Most PCR tests no longer free in Switzerland

As the quarantine obligation for contact persons was lifted from Thursday, Swiss government will continue to cover only a limited number of tests.

Only certain people, like elderly care home residents, will continue to have free PCR tests. Photo by PATRICK HERTZOG/ AFP
Only certain people, like elderly care home residents, will continue to have free PCR tests. Photo by PATRICK HERTZOG/ AFP

Before the new rule went into effect Wednesday at midnight, the government paid for PCR screening for contact persons — those who live with or had “regular and close” contact with someone who tested positive. 

Under the previous framework, anyone who had close contact with a Covid-positive person was required to isolate for five days. 

But since these contacts are no longer required to quarantine, their PCR tests are not covered.

However, according to the Federal Office of Public Health (FOPH), there are a range of exceptions.

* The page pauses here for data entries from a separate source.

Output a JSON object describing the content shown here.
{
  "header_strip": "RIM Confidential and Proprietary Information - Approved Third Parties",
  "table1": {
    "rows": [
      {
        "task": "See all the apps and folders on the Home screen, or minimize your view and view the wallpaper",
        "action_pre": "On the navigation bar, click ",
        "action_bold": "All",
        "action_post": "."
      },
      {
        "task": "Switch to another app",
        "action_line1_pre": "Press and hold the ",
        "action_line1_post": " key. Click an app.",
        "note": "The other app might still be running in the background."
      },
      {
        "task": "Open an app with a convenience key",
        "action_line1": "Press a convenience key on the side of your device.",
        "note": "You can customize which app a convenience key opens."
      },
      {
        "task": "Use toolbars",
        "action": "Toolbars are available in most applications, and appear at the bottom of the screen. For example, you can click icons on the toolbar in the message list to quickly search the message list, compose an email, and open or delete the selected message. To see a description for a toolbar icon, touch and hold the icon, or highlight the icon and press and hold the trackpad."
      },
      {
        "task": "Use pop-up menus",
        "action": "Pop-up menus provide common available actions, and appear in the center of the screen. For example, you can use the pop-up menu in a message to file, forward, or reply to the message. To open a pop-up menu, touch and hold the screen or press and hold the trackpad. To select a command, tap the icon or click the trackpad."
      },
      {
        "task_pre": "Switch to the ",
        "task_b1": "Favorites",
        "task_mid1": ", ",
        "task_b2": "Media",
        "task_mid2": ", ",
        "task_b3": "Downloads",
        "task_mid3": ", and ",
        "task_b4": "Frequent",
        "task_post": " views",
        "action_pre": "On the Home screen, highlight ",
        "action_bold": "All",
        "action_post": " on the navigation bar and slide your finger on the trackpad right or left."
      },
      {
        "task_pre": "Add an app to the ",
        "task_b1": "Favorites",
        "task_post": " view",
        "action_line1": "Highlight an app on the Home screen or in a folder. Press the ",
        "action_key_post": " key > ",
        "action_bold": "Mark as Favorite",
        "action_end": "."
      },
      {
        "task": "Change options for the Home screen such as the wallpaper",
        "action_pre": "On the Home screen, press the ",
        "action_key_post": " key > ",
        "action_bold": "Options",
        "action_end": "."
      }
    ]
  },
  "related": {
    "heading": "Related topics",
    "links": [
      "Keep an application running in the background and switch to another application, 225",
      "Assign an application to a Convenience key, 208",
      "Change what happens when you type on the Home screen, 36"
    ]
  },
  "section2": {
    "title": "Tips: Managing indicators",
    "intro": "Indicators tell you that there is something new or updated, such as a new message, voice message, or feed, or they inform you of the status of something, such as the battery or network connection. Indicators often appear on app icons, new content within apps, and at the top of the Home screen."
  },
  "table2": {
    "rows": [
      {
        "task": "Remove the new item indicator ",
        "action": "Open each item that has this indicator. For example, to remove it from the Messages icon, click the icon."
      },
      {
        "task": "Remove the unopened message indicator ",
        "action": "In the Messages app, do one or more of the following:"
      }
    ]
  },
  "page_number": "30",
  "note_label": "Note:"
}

The government will continue to pay costs of screening for certain groups of people, including those living in elderly care facilities, hospital patients and healthcare workers, as well as people who are at a particularly high risk, such as those undergoing chemotherapy.

All the others will have to pay for their tests themselves; prices for PCR tests range from 110 to 195 francs, depending on the screening location and rapidity of results.

The Federal Council announced the lifting of contact quarantine on February  2nd, along with the end of the home-working obligation.

READ MORE: UPDATE: Swiss to end quarantine and working from home obligation from Wednesday

Other measures, like the Covid certificate requirement and restrictions on private meetings, could be scrapped from February 17th, provided Switzerland’s  epidemiological situation allows it.